▶ **Records for this exercise**:
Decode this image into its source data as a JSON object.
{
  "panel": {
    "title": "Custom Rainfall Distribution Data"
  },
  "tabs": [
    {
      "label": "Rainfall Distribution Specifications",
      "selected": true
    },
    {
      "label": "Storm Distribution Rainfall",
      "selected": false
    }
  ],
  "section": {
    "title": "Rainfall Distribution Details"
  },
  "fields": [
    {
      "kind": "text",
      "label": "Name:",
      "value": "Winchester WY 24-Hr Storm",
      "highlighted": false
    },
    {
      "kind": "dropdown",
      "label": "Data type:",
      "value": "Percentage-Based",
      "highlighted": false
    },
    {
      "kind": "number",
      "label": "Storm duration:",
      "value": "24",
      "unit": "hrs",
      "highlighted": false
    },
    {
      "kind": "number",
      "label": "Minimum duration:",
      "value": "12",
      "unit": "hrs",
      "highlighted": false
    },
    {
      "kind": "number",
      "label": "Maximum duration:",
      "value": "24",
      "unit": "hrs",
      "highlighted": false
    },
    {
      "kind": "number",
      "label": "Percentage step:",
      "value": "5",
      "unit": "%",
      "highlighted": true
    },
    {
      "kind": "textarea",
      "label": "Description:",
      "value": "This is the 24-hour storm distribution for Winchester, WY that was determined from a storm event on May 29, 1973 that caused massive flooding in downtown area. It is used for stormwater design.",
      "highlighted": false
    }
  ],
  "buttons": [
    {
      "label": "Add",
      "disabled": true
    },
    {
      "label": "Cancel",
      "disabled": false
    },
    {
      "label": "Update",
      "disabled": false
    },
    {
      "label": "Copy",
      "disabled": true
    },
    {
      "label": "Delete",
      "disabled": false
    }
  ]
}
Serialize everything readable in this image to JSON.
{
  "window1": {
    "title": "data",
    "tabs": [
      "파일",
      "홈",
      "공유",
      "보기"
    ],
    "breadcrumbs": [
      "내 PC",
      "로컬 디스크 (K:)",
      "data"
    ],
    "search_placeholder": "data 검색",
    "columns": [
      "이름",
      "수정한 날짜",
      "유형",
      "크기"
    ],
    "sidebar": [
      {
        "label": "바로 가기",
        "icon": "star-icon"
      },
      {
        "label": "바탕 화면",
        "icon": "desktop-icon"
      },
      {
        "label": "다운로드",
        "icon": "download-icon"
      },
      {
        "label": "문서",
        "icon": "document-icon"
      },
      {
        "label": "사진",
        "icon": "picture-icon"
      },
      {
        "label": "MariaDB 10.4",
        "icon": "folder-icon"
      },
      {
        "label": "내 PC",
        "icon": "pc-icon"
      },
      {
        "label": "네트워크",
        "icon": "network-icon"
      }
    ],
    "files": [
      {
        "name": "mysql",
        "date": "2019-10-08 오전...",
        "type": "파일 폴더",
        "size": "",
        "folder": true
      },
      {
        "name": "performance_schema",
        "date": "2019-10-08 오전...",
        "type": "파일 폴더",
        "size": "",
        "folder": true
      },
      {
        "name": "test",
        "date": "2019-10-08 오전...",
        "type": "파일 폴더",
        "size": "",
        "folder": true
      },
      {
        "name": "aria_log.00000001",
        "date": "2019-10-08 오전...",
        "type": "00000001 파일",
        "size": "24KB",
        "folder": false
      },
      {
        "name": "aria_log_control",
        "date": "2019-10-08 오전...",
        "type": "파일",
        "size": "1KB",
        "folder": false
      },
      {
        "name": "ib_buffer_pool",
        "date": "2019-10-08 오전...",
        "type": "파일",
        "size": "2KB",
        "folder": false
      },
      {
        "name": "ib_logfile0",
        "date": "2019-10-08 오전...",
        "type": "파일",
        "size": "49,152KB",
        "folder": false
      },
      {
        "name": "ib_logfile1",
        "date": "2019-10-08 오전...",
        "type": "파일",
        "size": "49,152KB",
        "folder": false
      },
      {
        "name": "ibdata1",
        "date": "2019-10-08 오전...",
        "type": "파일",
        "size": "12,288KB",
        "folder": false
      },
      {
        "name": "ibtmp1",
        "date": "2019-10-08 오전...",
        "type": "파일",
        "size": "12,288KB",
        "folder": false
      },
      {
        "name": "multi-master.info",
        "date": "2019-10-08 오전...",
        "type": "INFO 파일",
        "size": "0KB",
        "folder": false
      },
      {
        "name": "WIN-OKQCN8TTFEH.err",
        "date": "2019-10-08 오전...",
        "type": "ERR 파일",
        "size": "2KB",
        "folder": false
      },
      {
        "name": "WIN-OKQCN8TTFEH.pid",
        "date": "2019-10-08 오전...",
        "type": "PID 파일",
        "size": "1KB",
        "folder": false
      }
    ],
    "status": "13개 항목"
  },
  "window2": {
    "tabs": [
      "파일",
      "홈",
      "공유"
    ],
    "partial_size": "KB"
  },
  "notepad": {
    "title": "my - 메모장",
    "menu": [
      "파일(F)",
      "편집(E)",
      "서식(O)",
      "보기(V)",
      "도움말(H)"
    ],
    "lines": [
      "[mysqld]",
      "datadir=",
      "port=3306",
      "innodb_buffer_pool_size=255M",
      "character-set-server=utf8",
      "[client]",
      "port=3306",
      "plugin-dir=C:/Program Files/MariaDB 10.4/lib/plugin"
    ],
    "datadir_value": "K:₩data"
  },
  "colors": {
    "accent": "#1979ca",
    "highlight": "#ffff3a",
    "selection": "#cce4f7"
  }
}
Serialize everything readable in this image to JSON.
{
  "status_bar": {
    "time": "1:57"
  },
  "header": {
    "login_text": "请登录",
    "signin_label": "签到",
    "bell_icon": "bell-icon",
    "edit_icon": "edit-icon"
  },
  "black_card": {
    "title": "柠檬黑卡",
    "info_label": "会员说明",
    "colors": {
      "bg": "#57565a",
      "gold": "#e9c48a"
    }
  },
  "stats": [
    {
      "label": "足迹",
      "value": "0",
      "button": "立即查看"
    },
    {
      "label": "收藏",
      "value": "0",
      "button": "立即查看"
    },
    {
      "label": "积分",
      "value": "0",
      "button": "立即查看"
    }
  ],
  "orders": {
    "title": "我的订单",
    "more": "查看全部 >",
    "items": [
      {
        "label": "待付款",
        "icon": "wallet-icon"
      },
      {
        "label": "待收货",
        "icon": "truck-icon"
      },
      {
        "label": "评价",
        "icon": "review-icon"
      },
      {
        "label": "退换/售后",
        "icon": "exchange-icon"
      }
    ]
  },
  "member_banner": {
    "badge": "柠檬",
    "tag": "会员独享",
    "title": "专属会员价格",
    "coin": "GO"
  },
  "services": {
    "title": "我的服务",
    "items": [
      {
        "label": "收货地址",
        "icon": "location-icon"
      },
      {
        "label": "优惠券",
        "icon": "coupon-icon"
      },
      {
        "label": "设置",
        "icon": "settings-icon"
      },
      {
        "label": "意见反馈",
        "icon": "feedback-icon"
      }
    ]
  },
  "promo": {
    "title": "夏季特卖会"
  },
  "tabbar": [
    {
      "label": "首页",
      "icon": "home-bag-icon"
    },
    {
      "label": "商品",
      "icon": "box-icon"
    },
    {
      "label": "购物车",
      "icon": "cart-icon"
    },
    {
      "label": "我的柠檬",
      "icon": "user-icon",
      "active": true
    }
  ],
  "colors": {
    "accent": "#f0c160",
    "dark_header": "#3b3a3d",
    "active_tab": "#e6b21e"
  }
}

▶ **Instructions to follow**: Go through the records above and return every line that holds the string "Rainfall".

▶ **Your solution**:
    "title": "Custom Rainfall Distribution Data"
      "label": "Rainfall Distribution Specifications",
      "label": "Storm Distribution Rainfall",
    "title": "Rainfall Distribution Details"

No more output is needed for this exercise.